Magazine article The Exceptional Parent

Recent News about Fragile X: What's All the Fuss about? (Research Reflections)

Magazine article The Exceptional Parent

Recent News about Fragile X: What's All the Fuss about? (Research Reflections)

Article excerpt

This April brings more than showers and taxes. It is the 50th anniversary of the unveiling of the double helix model of DNA by James Watson and Francis Crick. It is also the time (or close to the time) that the completed sequence of the human genome is expected. "Compared with the knowledge to be gleaned from the genome, the whole of the rest of biology is but a thimbleful," wrote Matt Ridley in his book, Genome.

So, what's all the fuss about? Some fear the new knowledge that decoding of the human genome brings. On a positive note, such knowledge may produce treatments based on information available at birth, based on one's chromosomes rather than on one's symptoms. Ultimately, according to Francis S. Collins, M.D., Ph.D. and Director of the Human Genome Institute of the National Institutes of Health, the unraveling of the human genome will help to identify the causes of many rare diseases and disorders. However, Dr. Collins is cautious with regard to conditions that have affected a child's brain development. He told EP (October, 2002), "The idea of being able to fix a condition where there are multiple genes present in too many or too few copies, as in the case of many chromosomal disorders, is difficult to contemplate at the present time." Such is the case with fragile X syndrome (FXS).

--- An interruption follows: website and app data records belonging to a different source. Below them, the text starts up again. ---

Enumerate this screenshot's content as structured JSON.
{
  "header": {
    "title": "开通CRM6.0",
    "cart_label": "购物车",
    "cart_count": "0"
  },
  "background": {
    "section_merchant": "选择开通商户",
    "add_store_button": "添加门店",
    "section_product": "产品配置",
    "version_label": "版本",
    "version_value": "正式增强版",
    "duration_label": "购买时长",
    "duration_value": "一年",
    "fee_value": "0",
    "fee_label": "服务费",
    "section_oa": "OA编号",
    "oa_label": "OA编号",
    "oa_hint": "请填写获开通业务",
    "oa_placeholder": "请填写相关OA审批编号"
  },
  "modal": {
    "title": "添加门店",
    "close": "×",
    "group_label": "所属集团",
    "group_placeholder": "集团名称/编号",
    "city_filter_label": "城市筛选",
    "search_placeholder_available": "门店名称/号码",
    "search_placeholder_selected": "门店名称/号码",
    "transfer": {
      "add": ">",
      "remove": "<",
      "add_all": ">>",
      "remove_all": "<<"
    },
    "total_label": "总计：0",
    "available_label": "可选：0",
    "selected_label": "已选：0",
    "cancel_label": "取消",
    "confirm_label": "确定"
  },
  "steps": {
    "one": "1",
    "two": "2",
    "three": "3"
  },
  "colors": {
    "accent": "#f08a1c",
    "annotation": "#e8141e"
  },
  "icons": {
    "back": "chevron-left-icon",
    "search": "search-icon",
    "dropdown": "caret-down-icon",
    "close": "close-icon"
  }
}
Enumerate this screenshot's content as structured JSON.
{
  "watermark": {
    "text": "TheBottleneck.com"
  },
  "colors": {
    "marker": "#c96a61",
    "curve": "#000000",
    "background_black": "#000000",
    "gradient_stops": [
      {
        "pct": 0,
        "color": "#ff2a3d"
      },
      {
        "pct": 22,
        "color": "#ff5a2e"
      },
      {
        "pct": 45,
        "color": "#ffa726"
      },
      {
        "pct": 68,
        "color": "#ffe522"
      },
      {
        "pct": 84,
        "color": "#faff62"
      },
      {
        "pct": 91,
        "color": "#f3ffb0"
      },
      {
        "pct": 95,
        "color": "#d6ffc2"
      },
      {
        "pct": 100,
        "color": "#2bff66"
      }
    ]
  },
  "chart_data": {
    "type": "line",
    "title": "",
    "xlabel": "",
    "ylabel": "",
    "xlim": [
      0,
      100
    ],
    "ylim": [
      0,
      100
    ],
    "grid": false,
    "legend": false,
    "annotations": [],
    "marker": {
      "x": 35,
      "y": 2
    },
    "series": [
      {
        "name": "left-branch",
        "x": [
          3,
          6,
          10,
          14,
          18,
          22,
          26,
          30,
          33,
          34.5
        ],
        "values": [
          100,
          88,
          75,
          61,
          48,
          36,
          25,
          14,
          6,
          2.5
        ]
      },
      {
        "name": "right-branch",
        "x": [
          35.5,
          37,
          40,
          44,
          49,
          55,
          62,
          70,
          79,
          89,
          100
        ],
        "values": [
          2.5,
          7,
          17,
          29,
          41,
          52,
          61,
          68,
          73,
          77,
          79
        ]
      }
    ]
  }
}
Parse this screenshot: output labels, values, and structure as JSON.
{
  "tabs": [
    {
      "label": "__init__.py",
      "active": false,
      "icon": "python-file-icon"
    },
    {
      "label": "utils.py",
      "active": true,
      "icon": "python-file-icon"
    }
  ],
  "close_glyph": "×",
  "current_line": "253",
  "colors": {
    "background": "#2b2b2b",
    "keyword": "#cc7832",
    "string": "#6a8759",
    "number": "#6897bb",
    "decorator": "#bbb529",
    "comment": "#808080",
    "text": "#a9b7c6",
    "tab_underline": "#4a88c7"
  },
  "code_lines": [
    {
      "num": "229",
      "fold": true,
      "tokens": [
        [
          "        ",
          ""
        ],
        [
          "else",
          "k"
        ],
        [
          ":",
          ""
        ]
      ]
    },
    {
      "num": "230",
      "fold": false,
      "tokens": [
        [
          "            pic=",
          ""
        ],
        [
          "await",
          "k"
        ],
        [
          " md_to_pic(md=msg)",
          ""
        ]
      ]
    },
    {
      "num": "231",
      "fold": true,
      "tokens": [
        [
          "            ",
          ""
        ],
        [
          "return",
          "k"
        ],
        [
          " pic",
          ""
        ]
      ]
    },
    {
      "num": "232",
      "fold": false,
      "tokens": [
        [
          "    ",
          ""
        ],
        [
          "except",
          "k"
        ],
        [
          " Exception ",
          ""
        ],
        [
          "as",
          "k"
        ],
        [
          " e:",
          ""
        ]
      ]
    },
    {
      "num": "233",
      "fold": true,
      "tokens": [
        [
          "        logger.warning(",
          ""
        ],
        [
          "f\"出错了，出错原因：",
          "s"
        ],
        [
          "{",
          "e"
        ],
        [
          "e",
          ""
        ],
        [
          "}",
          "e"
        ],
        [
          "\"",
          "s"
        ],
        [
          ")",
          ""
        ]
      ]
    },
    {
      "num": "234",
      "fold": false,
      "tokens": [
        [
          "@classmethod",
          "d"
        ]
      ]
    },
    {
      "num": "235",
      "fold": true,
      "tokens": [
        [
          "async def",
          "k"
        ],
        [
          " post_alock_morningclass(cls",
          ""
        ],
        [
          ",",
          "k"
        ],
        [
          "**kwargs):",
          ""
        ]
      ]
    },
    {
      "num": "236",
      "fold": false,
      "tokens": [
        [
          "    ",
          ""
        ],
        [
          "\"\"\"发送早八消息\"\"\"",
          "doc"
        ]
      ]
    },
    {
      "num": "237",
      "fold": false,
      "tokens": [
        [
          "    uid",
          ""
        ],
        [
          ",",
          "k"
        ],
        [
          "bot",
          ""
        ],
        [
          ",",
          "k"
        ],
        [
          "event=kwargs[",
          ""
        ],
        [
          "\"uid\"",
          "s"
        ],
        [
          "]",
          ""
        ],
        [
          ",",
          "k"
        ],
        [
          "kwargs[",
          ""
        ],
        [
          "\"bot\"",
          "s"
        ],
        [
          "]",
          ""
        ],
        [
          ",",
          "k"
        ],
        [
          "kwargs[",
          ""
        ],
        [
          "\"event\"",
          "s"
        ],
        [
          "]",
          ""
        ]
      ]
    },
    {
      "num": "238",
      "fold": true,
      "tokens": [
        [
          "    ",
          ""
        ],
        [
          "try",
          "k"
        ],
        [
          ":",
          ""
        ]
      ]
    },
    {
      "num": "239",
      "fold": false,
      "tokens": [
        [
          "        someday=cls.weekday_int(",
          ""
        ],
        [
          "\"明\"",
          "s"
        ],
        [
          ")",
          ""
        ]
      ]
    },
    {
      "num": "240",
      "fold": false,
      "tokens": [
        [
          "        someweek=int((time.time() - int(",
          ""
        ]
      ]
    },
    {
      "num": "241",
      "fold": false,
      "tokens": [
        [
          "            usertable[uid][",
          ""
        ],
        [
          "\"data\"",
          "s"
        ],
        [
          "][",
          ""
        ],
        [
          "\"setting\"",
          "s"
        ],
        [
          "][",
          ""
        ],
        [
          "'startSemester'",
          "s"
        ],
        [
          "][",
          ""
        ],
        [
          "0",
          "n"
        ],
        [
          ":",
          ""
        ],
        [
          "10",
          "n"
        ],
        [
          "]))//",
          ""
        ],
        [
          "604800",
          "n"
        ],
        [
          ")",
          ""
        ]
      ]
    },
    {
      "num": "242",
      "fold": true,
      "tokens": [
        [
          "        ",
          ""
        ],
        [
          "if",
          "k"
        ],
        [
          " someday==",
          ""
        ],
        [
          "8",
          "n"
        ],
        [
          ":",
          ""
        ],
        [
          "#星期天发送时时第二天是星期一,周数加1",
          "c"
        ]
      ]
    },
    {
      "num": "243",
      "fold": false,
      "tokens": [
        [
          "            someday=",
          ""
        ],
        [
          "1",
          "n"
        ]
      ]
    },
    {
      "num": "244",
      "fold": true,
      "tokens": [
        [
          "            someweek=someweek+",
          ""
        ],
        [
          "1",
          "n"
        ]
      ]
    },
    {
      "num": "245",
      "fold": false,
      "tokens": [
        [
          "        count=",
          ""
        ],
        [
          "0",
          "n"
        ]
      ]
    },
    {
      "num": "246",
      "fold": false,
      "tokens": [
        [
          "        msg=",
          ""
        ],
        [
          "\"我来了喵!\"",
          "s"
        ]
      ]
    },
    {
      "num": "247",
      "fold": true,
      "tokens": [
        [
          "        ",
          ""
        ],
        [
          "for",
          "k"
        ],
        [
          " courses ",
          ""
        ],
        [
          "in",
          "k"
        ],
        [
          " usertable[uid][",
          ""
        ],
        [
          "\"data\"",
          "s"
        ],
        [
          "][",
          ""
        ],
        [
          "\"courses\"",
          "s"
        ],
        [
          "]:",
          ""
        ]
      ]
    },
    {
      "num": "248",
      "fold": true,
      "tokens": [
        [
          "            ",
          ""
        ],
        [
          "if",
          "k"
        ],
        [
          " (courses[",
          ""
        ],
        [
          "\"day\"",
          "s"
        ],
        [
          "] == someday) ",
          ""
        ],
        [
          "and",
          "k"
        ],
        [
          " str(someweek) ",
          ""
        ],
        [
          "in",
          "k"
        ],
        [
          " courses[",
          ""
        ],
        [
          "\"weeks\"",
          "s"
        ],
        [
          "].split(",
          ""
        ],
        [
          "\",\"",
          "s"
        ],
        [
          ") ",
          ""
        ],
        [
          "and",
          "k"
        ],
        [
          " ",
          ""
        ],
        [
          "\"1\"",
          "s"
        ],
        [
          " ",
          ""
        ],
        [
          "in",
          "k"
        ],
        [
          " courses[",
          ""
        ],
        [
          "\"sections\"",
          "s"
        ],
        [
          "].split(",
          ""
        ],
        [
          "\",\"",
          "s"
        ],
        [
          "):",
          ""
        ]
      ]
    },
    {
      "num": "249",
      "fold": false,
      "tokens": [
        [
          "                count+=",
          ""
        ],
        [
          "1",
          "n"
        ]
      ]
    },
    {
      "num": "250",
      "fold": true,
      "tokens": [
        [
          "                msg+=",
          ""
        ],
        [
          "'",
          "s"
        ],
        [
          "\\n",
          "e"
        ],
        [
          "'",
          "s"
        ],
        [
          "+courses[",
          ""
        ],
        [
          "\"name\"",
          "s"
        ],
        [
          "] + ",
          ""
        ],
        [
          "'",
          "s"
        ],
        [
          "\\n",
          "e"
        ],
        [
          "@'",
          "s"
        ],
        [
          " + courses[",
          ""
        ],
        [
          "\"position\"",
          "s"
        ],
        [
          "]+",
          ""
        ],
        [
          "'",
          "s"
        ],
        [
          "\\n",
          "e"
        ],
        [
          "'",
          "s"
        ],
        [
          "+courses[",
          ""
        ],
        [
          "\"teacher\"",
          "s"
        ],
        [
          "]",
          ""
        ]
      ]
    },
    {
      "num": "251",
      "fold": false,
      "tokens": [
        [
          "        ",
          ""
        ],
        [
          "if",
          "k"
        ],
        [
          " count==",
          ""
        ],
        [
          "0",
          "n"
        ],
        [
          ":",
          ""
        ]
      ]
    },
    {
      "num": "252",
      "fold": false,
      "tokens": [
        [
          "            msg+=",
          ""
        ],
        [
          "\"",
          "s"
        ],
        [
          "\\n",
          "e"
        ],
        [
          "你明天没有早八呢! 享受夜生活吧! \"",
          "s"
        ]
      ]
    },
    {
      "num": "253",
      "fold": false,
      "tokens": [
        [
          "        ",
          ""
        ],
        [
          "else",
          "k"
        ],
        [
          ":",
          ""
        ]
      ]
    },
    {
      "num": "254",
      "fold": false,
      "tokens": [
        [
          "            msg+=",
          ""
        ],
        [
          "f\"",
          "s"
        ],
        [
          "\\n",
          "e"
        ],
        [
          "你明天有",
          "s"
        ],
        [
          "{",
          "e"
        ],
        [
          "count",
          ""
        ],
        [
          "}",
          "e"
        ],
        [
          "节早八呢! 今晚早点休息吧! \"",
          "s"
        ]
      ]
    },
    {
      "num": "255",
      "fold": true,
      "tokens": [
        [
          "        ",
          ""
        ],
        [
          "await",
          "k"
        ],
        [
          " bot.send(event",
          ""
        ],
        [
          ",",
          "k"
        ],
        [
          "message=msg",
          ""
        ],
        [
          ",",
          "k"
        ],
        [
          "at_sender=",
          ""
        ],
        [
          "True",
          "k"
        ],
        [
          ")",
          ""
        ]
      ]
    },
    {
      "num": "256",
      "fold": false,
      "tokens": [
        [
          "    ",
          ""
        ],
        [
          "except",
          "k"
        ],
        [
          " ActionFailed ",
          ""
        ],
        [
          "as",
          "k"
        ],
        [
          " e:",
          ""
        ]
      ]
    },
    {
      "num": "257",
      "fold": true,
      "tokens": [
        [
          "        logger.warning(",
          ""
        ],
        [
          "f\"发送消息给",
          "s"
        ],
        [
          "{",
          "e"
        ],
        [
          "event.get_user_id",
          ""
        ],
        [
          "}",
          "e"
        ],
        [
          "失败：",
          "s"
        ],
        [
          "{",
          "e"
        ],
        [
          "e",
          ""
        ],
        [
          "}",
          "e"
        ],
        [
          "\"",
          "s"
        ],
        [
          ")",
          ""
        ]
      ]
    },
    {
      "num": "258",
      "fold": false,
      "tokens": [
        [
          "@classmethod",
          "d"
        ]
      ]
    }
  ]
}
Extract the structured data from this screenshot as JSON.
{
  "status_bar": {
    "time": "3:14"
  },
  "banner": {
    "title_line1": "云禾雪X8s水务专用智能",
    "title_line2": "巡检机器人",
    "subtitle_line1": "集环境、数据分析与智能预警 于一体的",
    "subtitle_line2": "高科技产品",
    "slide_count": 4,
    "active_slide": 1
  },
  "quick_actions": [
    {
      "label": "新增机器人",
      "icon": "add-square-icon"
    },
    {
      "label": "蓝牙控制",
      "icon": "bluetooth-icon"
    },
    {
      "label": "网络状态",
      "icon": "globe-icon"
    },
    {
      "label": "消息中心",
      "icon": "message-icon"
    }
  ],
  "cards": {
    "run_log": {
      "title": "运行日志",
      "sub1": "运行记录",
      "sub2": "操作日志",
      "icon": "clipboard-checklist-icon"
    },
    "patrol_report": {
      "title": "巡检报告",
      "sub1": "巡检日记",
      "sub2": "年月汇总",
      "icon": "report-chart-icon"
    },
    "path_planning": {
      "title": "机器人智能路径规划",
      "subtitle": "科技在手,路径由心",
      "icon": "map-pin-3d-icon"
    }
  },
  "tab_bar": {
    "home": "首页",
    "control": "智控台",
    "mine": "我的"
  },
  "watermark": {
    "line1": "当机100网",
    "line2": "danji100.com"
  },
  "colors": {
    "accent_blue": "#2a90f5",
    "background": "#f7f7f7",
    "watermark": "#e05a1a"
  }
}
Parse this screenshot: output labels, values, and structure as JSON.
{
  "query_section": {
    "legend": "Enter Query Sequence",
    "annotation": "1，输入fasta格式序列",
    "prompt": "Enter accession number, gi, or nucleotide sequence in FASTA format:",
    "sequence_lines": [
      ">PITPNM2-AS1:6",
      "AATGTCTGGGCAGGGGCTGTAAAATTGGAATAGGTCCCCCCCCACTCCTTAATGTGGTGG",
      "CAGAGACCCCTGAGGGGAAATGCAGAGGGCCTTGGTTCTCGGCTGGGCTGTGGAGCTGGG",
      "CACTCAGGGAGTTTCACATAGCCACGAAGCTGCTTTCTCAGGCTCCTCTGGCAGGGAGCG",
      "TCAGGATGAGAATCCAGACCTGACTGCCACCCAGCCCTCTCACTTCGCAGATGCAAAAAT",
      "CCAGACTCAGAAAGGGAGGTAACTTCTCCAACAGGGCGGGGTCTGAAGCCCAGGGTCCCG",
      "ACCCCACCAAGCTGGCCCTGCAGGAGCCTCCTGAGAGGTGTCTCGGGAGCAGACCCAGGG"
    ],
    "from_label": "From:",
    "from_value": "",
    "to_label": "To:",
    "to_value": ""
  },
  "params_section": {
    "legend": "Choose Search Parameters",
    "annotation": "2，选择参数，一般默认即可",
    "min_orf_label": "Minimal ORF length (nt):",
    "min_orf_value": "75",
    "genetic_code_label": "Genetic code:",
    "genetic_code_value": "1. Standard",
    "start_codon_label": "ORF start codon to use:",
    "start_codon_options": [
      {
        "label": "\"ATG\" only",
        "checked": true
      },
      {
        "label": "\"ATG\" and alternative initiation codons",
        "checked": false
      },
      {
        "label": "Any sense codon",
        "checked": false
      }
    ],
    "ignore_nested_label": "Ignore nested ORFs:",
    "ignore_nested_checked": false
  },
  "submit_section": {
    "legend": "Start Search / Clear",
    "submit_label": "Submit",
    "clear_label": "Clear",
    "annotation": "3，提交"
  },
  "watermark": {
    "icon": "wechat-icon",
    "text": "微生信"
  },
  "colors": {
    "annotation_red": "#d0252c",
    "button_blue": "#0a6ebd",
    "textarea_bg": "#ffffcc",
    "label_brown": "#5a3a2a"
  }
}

Why fragile X? I have chosen fragile X (FXS) for this month's Research Reflections because there is a rapidly growing body of research on how new knowledge about the genetics of this disorder impacts families. Furthermore, fragile X is currently the most common inherited cause of mental retardation. We know a great deal about this disorder, from detailed descriptions to explanations of the disorder's heritability to the dilemmas posed in identifying the odds for carrying or expressing the disorder.

Bear with me for a brief mini-lecture. Fragile X syndrome is an outcome of gene malfunction. It involves a mutation of the FMR1 gene on the X chromosome. Matt Ridley eloquently describes the process as a "stuttering repetition" of the protein CGG. In the normal case, individuals have roughly 6 to 54 CGG repeat sequences; carriers have 55 to 200 repeats, but themselves are unaffected. A full mutation involves over 200 repeats, with up to 1,000 repeats possible; at this point the production of the FMR1 protein is turned off completely. The lack of the FMRP protein (made by the FMR1 gene) is what causes the disorder known as fragile X.

The inheritance pattern of FXS is complicated, but well enough understood. Most individuals have a stable pattern of the FMR1 gene and pass that on. The unstable version is referred to as a permutation; males with this will pass it on to all of their daughters but to none of their sons (because sons inherit their X chromosome material from their mothers). Each child born to a woman with a permutation has a 50% chance of receiving it. In addition, the longer the repetition sequence of CGG, the longer it is likely to grow when copied for the next generation.

What are the consequences of having fragile X? There are a variety of physical and behavioral features (or "phenotypes") seen in males with fragile X; these are usually seen in a smaller percentage of females, and to a lesser degree. Only about a third of females will have significant intellectual disability, because they have two X chromosomes with genetic material so one can compensate for a nonfunctioning gene on the other X.

Fragile X syndrome can result in intellectual impairment ranging from subtle learning disability to severe mental retardation, or even autistic-like behavior. A variety of maladaptive behaviors have been ascribed to individuals with full mutation fragile X. They include the following (though all of these would rarely be seen in one individual): gaze avoidance, attention deficits, hyperactivity, shyness, social isolation, social anxiety, perseveration, hyperarousal, tactile defensiveness, self-injury, stereotyped behavior, low self-esteem, depressive features or oddities in thinking and affect. …

Search by... Author
Show... All Results Primary Sources Peer-reviewed

Oops!

An unknown error has occurred. Please click the button below to reload the page. If the problem persists, please try again in a little while.